- Some Google employees have been raising the alarm about the company’s AI development, per the NYT.
- Two workers tried to stop the company from releasing its AI chatbot, Bard, the publication reported.
- The pair were concerned the chatbot generated dangerous or false statements, it added.
Some Google employees have been raising the alarm about the company’s artificial intelligence development, The New York Times reported.
According to the Times report, two Google employees who were tasked with reviewing AI products tried to stop the company from releasing its AI chatbot, Bard. The pair were concerned the chatbot generated dangerous or false statements, per the report.
In March, the two reviewers working under Jen Gennai, the director of Google’s Responsible Innovation group, recommended blocking Bard’s release in a risk evaluation, two people familiar with the process told the publication. The employees felt that despite safeguards, the chatbot was not ready, it added.
However, The New York Times reported that the people it spoke to told them Gennai altered the document to remove the recommendation and downplay the risks of the chatbot.
Gennai told The Times she had “corrected inaccurate assumptions, and actually added more risks and harms that needed consideration.” She said reviewers were not supposed to weigh in on whether to proceed. Google told The Times it had released Bard as a limited experiment because of these debates.

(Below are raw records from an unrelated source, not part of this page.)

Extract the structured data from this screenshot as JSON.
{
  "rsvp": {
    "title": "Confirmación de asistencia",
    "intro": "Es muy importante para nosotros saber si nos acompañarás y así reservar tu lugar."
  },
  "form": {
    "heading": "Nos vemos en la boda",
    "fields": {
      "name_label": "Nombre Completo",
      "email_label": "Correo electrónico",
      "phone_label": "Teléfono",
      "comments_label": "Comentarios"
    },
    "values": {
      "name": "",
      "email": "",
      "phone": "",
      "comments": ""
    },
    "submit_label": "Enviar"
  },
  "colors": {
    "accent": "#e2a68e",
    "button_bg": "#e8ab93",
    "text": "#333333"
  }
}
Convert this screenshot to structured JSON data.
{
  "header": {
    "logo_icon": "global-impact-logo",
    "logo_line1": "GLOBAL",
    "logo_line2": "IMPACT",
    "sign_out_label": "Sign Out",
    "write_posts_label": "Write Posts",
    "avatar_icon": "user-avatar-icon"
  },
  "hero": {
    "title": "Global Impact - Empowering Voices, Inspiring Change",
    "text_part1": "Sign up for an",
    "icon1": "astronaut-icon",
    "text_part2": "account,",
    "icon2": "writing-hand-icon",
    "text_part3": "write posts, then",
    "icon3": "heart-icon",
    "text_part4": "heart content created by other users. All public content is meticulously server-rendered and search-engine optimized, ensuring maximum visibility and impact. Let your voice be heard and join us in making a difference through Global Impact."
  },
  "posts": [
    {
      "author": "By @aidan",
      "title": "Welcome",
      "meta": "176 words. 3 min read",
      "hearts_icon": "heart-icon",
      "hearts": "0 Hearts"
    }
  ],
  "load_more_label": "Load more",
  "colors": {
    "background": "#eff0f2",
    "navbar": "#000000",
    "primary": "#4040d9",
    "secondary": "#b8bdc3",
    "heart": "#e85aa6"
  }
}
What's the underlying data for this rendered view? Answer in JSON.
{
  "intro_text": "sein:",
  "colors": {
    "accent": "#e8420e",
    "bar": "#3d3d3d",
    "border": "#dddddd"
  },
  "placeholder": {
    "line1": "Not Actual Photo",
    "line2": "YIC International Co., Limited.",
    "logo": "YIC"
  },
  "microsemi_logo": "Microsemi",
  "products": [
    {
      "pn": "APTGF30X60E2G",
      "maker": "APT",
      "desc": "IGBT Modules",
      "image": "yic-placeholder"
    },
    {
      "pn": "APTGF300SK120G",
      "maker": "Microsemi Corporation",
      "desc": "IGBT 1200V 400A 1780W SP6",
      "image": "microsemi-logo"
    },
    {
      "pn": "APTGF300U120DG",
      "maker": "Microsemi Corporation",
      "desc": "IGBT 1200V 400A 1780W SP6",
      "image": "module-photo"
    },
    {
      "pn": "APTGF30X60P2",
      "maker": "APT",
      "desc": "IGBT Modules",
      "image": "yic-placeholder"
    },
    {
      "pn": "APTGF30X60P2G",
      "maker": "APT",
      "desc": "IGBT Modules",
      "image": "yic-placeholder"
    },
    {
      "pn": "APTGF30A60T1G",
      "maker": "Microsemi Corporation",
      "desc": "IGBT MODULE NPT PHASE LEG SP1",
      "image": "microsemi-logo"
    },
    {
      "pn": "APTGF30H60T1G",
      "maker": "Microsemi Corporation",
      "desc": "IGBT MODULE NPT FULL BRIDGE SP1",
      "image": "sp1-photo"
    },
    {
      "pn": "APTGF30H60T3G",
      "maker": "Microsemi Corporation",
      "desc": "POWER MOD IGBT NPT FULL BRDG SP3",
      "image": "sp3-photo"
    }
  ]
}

Representatives for Google did not immediately respond to Insider’s request for comment. Insider was unable to reach Gennai by email. She did not immediately respond to a request for comment via a LinkedIn message.
In recent months, the tech world has been rushing to deploy generative AI products. The race was seemingly prompted by the release and viral popularity of OpenAI’s ChatGPT, but the speed of development is raising alarm elsewhere.
In March, several AI heavyweights signed an open letter calling for a six-month pause on advanced AI development. The letter said AI companies were locked in an “out-of-control race” and cited profound risks to society from the advanced technology.
John Burden, one of the letter’s signatories and research associate at The Centre for the Study of Existential Risk, previously told Insider the rate of AI development had picked up at an unprecedented speed.
“Things that five years ago would have seemed unrealistic to expect in the next decade have come and gone,” he said. “On a bigger scale, we just aren’t ready for the impact that this technology might have — considering we don’t really know how these models are doing what they are doing.”